In order to configure your Palo Alto Networks firewall to do filtering based on Active Directory (LDAP) user groups, you have to configured the firewall to poll your domain controllers for group membership information. The User-ID agents only identify the user names of your users, but in order to sort them into groups, you have to configure Group Mapping.
What you'll need:
- The name and IP address of your domain controllers (and the domain)
- A Bind DN and password of an AD administrator (CN, OU, DC, etc)
- The Active Directory groups you want to add to Group Mapping
Create LDAP Profile
The first step is to go to the LDAP Server Profiles section under the Device tab. We'll be Adding a new LDAP Server Profile.
For the server column, just fill in the name of the server. Obviously you put the IP address into the address column. Finally, pick your LDAP port, which is 389 by default.
For domain, you want the NETBIOS name of your domain, NOT the FQDN. If you put the FQDN in here, you'll get a mismatch from your User-ID agent and nothing will work. Select 'active-directory' for the LDAP type, and then fill in the base with your base domain LDAP string.

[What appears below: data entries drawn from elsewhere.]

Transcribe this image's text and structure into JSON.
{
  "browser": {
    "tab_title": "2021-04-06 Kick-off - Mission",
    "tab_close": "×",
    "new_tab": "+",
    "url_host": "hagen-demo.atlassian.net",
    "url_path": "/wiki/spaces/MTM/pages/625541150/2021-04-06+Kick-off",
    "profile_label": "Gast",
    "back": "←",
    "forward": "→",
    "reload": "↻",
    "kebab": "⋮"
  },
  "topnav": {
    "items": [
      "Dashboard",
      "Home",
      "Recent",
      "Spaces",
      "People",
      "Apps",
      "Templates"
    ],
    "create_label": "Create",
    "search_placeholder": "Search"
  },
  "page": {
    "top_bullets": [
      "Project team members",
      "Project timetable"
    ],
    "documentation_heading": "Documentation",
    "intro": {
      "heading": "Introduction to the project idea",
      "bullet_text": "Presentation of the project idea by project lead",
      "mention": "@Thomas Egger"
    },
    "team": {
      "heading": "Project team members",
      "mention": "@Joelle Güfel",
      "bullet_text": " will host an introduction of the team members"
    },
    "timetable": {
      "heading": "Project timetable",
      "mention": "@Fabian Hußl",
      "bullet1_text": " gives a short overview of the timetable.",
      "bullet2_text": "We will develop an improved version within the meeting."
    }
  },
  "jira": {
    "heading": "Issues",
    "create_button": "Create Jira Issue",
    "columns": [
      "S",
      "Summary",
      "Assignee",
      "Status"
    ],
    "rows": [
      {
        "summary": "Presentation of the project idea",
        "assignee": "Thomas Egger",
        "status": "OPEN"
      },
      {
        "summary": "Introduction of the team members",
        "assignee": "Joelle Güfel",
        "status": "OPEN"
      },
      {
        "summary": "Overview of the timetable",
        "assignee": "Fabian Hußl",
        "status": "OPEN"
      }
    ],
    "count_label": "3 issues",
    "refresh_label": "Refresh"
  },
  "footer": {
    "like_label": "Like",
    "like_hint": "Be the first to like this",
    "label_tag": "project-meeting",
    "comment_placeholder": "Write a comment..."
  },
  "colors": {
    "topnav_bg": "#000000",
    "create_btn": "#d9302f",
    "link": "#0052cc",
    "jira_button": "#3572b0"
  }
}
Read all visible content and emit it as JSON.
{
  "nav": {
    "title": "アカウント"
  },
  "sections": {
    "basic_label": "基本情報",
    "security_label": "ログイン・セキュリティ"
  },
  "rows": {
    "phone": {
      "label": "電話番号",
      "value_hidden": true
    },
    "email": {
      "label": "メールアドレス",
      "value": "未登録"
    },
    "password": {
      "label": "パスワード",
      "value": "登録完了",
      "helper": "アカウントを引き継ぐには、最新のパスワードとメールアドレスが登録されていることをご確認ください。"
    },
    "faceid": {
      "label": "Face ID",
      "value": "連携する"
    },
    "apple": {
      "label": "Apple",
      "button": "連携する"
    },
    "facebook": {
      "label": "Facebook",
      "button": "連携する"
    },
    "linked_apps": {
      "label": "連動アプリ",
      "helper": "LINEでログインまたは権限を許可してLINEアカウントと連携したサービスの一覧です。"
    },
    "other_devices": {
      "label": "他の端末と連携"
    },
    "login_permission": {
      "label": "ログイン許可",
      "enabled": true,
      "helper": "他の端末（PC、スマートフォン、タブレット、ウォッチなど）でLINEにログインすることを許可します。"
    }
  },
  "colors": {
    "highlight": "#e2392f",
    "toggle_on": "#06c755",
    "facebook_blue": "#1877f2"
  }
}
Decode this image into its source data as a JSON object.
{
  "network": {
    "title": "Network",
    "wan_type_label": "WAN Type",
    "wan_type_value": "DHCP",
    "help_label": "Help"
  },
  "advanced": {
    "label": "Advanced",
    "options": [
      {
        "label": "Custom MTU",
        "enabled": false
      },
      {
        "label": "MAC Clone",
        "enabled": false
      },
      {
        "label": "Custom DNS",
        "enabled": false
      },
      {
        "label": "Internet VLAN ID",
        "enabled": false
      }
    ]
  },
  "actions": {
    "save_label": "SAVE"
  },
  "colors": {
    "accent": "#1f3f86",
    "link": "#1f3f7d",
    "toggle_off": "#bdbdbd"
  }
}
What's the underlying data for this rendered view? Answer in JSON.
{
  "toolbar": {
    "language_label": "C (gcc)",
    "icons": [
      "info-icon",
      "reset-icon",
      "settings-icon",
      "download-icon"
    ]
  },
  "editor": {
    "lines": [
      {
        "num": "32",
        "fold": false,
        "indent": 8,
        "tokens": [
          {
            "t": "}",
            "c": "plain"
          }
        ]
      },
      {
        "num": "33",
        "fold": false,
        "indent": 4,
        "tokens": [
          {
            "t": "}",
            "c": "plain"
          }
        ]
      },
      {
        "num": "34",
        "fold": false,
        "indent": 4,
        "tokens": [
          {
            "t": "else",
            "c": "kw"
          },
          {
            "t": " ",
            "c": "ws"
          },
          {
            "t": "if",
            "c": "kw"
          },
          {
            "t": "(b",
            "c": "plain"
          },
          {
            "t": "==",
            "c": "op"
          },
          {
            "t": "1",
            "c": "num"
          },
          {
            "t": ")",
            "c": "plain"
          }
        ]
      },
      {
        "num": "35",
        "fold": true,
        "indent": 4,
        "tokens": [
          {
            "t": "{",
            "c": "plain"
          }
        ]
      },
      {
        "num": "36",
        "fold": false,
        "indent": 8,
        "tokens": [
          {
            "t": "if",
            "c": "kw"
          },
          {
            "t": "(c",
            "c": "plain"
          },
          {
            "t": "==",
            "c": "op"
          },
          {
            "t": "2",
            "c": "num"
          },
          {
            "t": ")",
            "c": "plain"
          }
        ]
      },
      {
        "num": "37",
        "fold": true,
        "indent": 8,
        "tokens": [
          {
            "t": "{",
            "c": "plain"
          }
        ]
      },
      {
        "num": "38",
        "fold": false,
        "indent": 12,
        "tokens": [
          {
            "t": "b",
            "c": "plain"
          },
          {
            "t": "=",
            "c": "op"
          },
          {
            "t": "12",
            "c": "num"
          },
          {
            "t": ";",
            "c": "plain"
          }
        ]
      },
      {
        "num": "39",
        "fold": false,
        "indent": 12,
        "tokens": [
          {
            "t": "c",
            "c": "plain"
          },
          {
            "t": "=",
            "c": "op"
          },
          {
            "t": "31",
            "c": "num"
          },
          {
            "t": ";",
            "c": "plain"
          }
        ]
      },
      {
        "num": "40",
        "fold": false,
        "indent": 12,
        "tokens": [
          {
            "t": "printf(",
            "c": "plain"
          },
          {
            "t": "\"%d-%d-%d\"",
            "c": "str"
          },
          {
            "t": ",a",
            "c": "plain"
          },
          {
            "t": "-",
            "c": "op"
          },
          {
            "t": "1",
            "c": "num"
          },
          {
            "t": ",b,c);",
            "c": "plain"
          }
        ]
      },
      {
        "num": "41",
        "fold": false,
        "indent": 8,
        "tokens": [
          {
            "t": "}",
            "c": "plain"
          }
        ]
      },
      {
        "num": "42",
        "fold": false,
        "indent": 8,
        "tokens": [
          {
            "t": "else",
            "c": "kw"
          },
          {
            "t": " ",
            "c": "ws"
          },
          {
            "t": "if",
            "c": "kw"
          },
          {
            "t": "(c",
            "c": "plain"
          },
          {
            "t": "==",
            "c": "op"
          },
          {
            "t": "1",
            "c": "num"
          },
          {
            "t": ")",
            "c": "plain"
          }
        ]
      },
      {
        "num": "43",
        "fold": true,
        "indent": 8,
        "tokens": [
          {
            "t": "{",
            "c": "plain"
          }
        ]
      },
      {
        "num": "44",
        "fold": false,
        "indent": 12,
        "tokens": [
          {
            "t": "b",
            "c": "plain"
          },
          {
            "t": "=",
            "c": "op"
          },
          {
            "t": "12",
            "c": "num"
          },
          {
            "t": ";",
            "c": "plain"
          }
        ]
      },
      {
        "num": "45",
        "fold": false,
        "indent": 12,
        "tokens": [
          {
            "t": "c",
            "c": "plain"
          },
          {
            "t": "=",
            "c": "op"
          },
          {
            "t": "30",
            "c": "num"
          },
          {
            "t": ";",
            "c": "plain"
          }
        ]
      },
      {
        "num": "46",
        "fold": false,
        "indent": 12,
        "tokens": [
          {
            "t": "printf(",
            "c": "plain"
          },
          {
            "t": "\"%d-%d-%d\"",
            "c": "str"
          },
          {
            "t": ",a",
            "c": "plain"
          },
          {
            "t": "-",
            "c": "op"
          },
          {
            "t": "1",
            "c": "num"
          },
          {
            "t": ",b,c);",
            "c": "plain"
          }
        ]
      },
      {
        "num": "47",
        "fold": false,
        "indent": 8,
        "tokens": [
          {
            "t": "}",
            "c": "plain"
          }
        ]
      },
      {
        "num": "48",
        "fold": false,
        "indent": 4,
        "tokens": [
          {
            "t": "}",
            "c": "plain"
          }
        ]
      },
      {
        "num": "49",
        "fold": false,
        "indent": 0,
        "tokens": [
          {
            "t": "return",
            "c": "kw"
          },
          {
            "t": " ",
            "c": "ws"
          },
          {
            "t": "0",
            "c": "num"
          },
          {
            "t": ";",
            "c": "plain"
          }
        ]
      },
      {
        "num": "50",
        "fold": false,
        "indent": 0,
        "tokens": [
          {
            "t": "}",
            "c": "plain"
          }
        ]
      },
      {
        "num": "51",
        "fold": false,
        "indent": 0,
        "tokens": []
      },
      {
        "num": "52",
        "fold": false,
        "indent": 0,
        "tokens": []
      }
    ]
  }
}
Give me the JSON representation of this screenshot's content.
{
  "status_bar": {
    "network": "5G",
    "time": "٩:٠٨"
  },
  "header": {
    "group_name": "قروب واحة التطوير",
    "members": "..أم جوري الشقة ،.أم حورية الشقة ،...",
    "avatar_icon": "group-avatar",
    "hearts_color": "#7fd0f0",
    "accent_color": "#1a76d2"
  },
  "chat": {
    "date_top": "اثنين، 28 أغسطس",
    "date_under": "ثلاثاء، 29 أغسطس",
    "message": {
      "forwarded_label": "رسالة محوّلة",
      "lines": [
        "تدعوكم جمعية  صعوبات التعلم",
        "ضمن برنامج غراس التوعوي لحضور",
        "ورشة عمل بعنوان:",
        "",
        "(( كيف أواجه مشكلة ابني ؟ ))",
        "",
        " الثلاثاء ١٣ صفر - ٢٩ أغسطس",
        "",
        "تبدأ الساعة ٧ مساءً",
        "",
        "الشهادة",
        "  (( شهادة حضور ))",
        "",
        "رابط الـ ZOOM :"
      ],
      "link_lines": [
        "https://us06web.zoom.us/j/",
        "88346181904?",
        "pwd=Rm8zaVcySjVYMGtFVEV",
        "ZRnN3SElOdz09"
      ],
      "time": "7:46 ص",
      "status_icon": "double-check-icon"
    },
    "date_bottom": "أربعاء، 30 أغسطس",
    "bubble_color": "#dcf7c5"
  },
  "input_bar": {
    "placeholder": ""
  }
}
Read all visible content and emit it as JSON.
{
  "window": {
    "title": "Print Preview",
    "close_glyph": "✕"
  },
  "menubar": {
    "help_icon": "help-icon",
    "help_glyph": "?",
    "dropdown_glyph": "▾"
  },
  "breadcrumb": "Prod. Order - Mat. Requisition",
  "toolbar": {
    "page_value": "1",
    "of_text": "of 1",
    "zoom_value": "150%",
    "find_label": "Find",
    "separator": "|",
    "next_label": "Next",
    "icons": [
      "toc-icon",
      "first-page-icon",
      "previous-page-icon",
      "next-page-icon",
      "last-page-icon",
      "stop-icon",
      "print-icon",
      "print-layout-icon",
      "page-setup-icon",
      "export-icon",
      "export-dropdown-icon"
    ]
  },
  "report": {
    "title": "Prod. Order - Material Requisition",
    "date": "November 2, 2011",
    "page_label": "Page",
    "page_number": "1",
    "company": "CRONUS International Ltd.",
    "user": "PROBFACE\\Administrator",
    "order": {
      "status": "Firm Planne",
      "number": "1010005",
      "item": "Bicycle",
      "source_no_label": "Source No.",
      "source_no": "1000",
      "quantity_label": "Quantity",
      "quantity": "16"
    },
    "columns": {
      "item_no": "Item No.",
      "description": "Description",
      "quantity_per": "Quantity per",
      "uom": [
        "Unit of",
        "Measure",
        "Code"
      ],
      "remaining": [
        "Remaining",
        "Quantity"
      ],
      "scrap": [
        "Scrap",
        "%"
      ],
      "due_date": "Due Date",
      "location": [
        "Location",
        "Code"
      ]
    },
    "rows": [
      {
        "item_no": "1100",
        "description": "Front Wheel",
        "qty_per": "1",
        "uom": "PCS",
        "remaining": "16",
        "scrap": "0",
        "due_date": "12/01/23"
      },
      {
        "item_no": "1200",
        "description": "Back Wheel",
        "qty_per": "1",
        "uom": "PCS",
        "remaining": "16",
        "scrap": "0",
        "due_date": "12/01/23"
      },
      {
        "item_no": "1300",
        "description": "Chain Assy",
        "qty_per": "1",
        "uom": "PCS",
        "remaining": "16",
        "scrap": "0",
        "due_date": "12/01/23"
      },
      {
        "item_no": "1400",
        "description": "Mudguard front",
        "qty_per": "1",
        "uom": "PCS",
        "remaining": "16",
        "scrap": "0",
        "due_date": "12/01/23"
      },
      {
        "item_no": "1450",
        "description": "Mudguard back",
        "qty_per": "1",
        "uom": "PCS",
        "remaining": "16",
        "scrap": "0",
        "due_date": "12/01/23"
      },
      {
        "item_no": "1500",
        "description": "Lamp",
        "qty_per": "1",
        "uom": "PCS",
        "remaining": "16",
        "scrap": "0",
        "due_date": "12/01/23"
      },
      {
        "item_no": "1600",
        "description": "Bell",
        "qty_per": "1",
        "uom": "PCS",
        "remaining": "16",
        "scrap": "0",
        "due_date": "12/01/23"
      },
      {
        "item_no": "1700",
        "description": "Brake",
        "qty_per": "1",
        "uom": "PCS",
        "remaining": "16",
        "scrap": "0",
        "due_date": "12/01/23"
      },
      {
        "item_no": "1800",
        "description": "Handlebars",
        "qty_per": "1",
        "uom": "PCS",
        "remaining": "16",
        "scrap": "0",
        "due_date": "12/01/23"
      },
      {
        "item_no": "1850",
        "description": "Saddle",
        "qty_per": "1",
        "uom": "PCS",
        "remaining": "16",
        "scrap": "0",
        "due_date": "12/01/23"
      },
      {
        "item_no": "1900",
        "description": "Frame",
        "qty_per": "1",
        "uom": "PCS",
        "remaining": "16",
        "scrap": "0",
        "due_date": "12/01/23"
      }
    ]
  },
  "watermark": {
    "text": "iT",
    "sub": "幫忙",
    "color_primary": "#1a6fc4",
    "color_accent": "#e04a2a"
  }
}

The Bind DN is the user account that the firewall will try authenticating with. If you set your view to Advanced in ADUC, you can go to the Attribute Editor tab of the user object and just copy the DN right from Active Directory. Enter in the user's password. I suggest using a service account for this.
Create a Group Mapping
You'll now be navigating to the Group Mapping Settings tab, which is the User Identification section, under the Device tab. We'll be making a new mapping.
First, select the server profile that you just created. The update interval is the time between group refreshes, in seconds, so set it to something like 60 seconds. Finally, change the default object class to 'user' instead of 'person'. Leave everything else at the default, then hit the group include list tab at the top.
Navigate the directory on the left and select the groups you'd like to map. You need to map any groups that you'll be using in policies. In my case, I picked the "pan_nofacebook" group in order to block Facebook for certain users. If you're not able to navigate the LDAP tree on the left, check your server profile for any errors.
Create a Group-based Policy
Now that we've created our group mappings, we can use these Active Directory groups in our security policies. I whipped up a quick URL Filtering Profile to block social networking sites.
Head over to the Security section under the Policies tab, and we'll put all the pieces together.
Create your policy from your Trust to Untrust zones, and select the Active Directory group in the source user section.
The groups you've selected for mapping with automatically show up when you go to add a source user. Now, go to the Actions tab.
I've selected my URL Filtering profile of 'nofacebook' which will block social networking for the users, while allowing all other traffic through. This policy will only apply to users that are in the 'pan_nofacebook' group that have their User-ID mapped by the User-ID agents. The final product results in targeted URL filtering application.